AIM OF THE EXERCISE:
The task calls for each line of the records below in which the word "data" appears.

Items from an interface collection:
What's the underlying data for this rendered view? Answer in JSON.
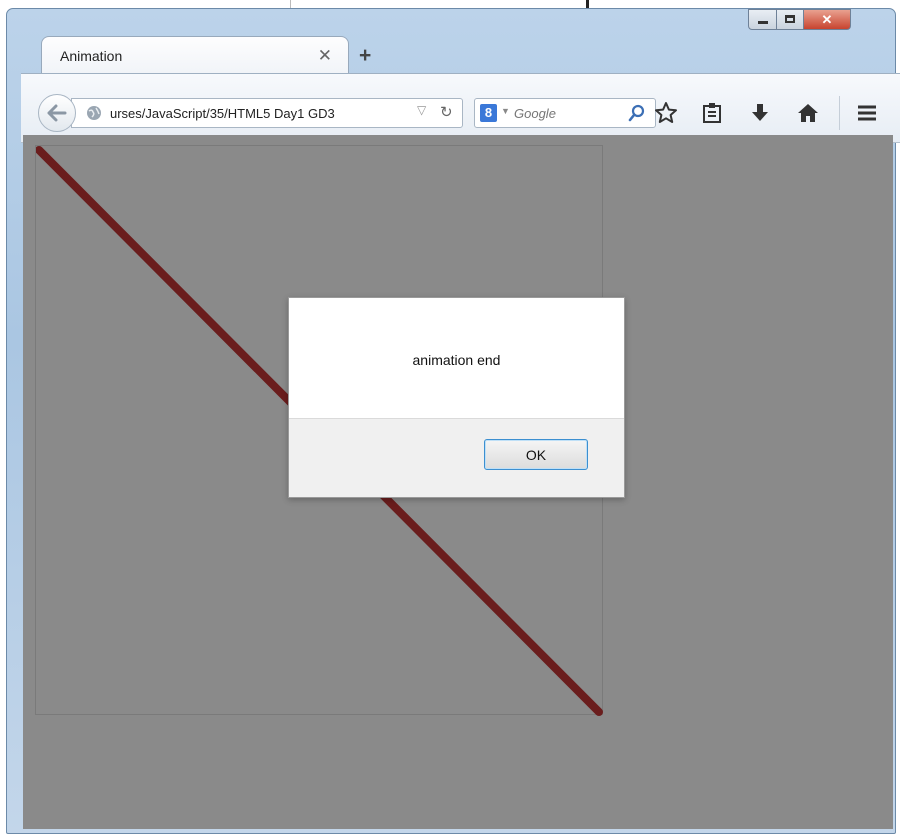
{
  "browser": {
    "tab": {
      "title": "Animation"
    },
    "address_bar": {
      "url": "urses/JavaScript/35/HTML5 Day1 GD3"
    },
    "search_bar": {
      "engine": "Google",
      "placeholder": "Google"
    }
  },
  "page": {
    "canvas": {
      "line_color": "#6a1d1d",
      "background_color": "#8a8a8a"
    }
  },
  "alert_dialog": {
    "message": "animation end",
    "ok_label": "OK"
  },
  "icons": [
    "back-arrow-icon",
    "globe-icon",
    "reload-icon",
    "search-icon",
    "bookmark-star-icon",
    "bookmarks-list-icon",
    "downloads-icon",
    "home-icon",
    "menu-icon",
    "close-icon",
    "plus-icon"
  ],
  "colors": {
    "window_frame": "#aac6e2",
    "close_button": "#c8442f",
    "ok_focus_border": "#3c8fd0"
  }
}
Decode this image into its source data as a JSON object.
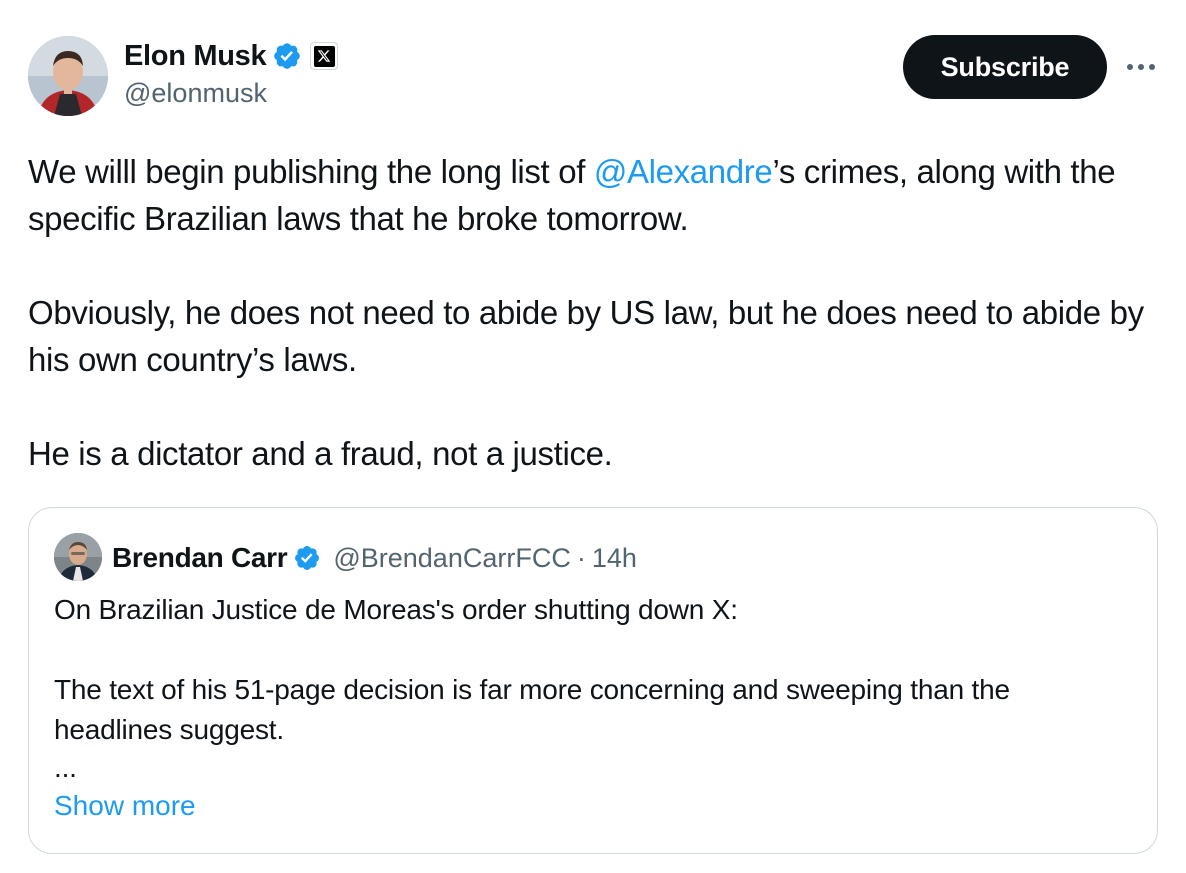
{
  "author": {
    "display_name": "Elon Musk",
    "handle": "@elonmusk",
    "avatar_icon": "avatar-photo",
    "verified_icon": "verified-badge-icon",
    "affiliate_icon": "x-logo-icon"
  },
  "actions": {
    "subscribe_label": "Subscribe",
    "more_icon": "more-horizontal-icon"
  },
  "tweet": {
    "line1_before": "We willl begin publishing the long list of ",
    "mention": "@Alexandre",
    "line1_after": "’s crimes, along with the specific Brazilian laws that he broke tomorrow.",
    "paragraph2": "Obviously, he does not need to abide by US law, but he does need to abide by his own country’s laws.",
    "paragraph3": "He is a dictator and a fraud, not a justice."
  },
  "quote": {
    "display_name": "Brendan Carr",
    "handle": "@BrendanCarrFCC",
    "separator": "·",
    "time": "14h",
    "paragraph1": "On Brazilian Justice de Moreas's order shutting down X:",
    "paragraph2": "The text of his 51-page decision is far more concerning and sweeping than the headlines suggest.",
    "ellipsis": "...",
    "show_more": "Show more"
  },
  "colors": {
    "text": "#0f1419",
    "secondary_text": "#536471",
    "link": "#1d9bf0",
    "verified": "#1d9bf0",
    "button_bg": "#0f1419",
    "border": "#cfd9de"
  }
}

WRITTEN SOLUTION:
What's the underlying data for this rendered view? Answer in JSON.
Decode this image into its source data as a JSON object.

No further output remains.